Assignment: Report back every line from the entries below in which the word "chevron" occurs.

(Task input)

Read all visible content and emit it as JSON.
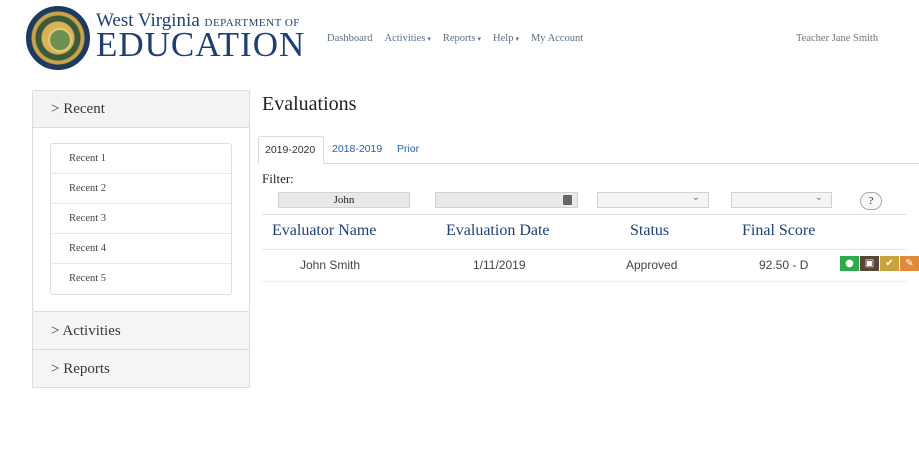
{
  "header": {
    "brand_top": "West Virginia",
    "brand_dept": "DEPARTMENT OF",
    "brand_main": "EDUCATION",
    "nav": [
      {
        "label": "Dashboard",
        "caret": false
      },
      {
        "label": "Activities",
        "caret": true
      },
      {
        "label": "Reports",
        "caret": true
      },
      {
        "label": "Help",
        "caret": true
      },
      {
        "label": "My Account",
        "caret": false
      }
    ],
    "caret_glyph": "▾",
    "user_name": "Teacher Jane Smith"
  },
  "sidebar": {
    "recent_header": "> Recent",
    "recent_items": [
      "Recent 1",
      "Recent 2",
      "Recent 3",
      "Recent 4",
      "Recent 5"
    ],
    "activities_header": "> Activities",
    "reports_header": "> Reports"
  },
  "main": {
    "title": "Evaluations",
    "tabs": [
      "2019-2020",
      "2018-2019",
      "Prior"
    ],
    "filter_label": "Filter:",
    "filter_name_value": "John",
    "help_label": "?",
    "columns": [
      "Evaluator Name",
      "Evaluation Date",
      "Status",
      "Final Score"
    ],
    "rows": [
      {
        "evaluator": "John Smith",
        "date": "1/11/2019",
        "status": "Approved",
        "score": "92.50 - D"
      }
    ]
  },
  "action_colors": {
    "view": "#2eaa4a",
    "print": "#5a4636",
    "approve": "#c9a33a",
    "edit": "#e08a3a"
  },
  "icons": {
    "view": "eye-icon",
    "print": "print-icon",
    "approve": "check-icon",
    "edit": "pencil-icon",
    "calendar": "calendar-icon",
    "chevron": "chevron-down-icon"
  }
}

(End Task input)
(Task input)

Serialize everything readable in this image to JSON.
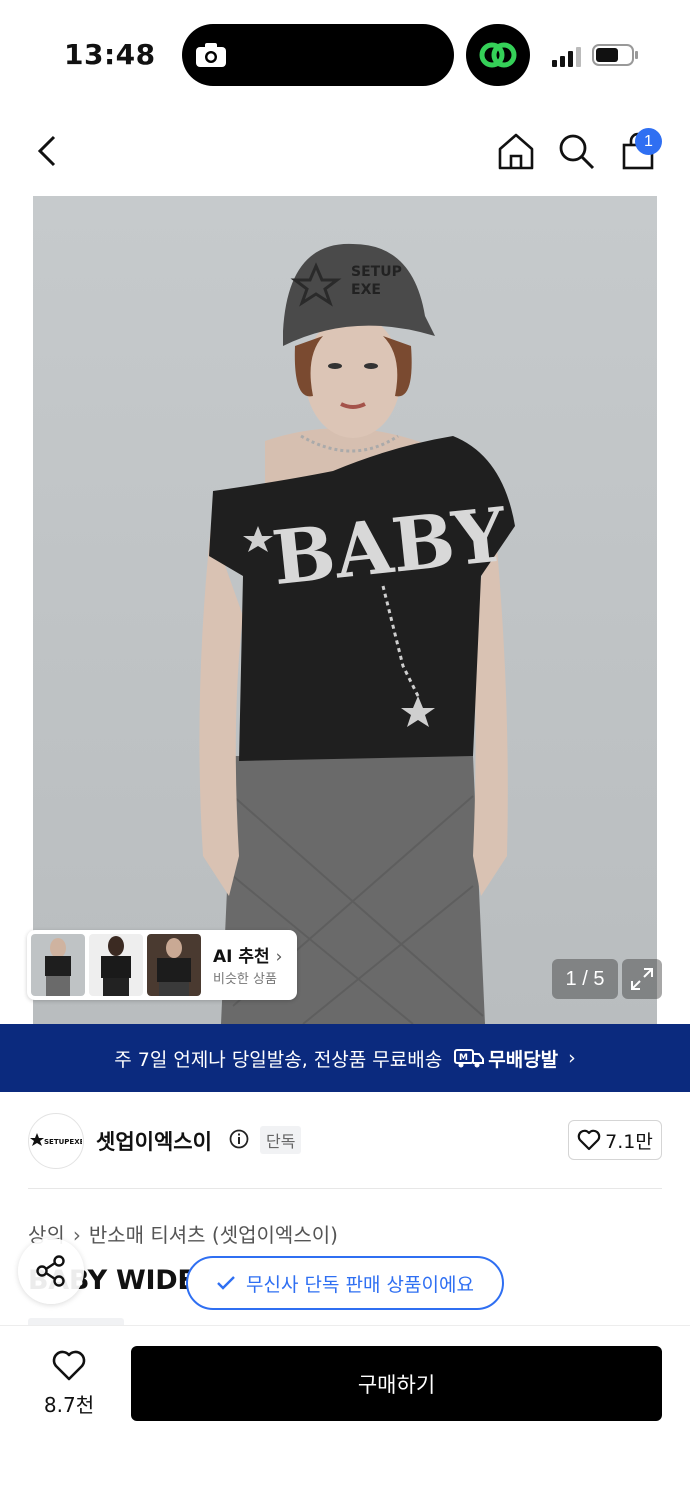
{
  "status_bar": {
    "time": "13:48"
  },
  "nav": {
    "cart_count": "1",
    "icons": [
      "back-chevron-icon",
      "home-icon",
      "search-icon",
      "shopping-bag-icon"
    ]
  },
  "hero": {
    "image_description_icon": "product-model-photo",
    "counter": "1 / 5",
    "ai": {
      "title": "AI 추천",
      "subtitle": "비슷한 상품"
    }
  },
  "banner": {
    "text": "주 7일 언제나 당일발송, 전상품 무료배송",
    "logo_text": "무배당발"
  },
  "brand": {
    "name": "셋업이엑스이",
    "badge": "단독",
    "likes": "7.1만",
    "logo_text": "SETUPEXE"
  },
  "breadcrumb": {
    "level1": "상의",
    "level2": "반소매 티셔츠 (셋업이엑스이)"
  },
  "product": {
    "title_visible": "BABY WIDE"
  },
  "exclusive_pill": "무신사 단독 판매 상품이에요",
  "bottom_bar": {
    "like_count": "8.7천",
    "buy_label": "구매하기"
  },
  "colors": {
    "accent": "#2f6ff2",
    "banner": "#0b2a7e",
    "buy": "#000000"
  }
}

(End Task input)

Output:
    "chevron": "chevron-down-icon"
      "back-chevron-icon",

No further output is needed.